Would you reproduce the data below exactly, please, leaving out its images?

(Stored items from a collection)
..........

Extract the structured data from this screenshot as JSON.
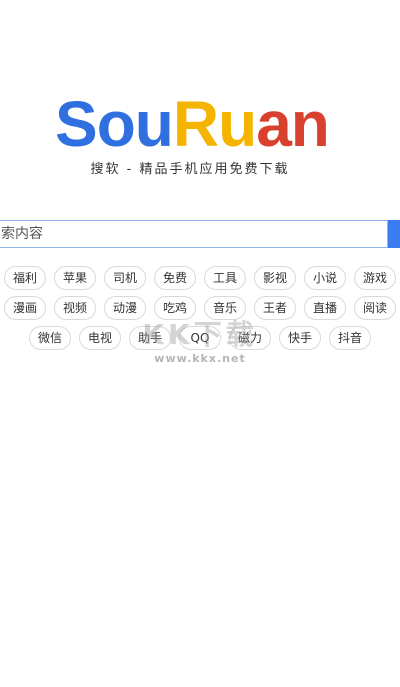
{
  "logo": {
    "letters": [
      {
        "char": "S",
        "color": "#2f6fdf"
      },
      {
        "char": "o",
        "color": "#2f6fdf"
      },
      {
        "char": "u",
        "color": "#2f6fdf"
      },
      {
        "char": "R",
        "color": "#f5b400"
      },
      {
        "char": "u",
        "color": "#f5b400"
      },
      {
        "char": "a",
        "color": "#d9412f"
      },
      {
        "char": "n",
        "color": "#d9412f"
      }
    ]
  },
  "tagline": "搜软 - 精品手机应用免费下载",
  "search": {
    "placeholder": "索内容",
    "button_color": "#3b7df0"
  },
  "tags": {
    "row1": [
      "福利",
      "苹果",
      "司机",
      "免费",
      "工具",
      "影视",
      "小说",
      "游戏"
    ],
    "row2": [
      "漫画",
      "视频",
      "动漫",
      "吃鸡",
      "音乐",
      "王者",
      "直播",
      "阅读"
    ],
    "row3": [
      "微信",
      "电视",
      "助手",
      "QQ",
      "磁力",
      "快手",
      "抖音"
    ]
  },
  "watermark": {
    "text": "KK下载",
    "url": "www.kkx.net"
  }
}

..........

Output for this exercise =
Extract the structured data from this screenshot as JSON.
{
  "logo": {
    "letters": [
      {
        "char": "S",
        "color": "#2f6fdf"
      },
      {
        "char": "o",
        "color": "#2f6fdf"
      },
      {
        "char": "u",
        "color": "#2f6fdf"
      },
      {
        "char": "R",
        "color": "#f5b400"
      },
      {
        "char": "u",
        "color": "#f5b400"
      },
      {
        "char": "a",
        "color": "#d9412f"
      },
      {
        "char": "n",
        "color": "#d9412f"
      }
    ]
  },
  "tagline": "搜软 - 精品手机应用免费下载",
  "search": {
    "placeholder": "索内容",
    "button_color": "#3b7df0"
  },
  "tags": {
    "row1": [
      "福利",
      "苹果",
      "司机",
      "免费",
      "工具",
      "影视",
      "小说",
      "游戏"
    ],
    "row2": [
      "漫画",
      "视频",
      "动漫",
      "吃鸡",
      "音乐",
      "王者",
      "直播",
      "阅读"
    ],
    "row3": [
      "微信",
      "电视",
      "助手",
      "QQ",
      "磁力",
      "快手",
      "抖音"
    ]
  },
  "watermark": {
    "text": "KK下载",
    "url": "www.kkx.net"
  }
}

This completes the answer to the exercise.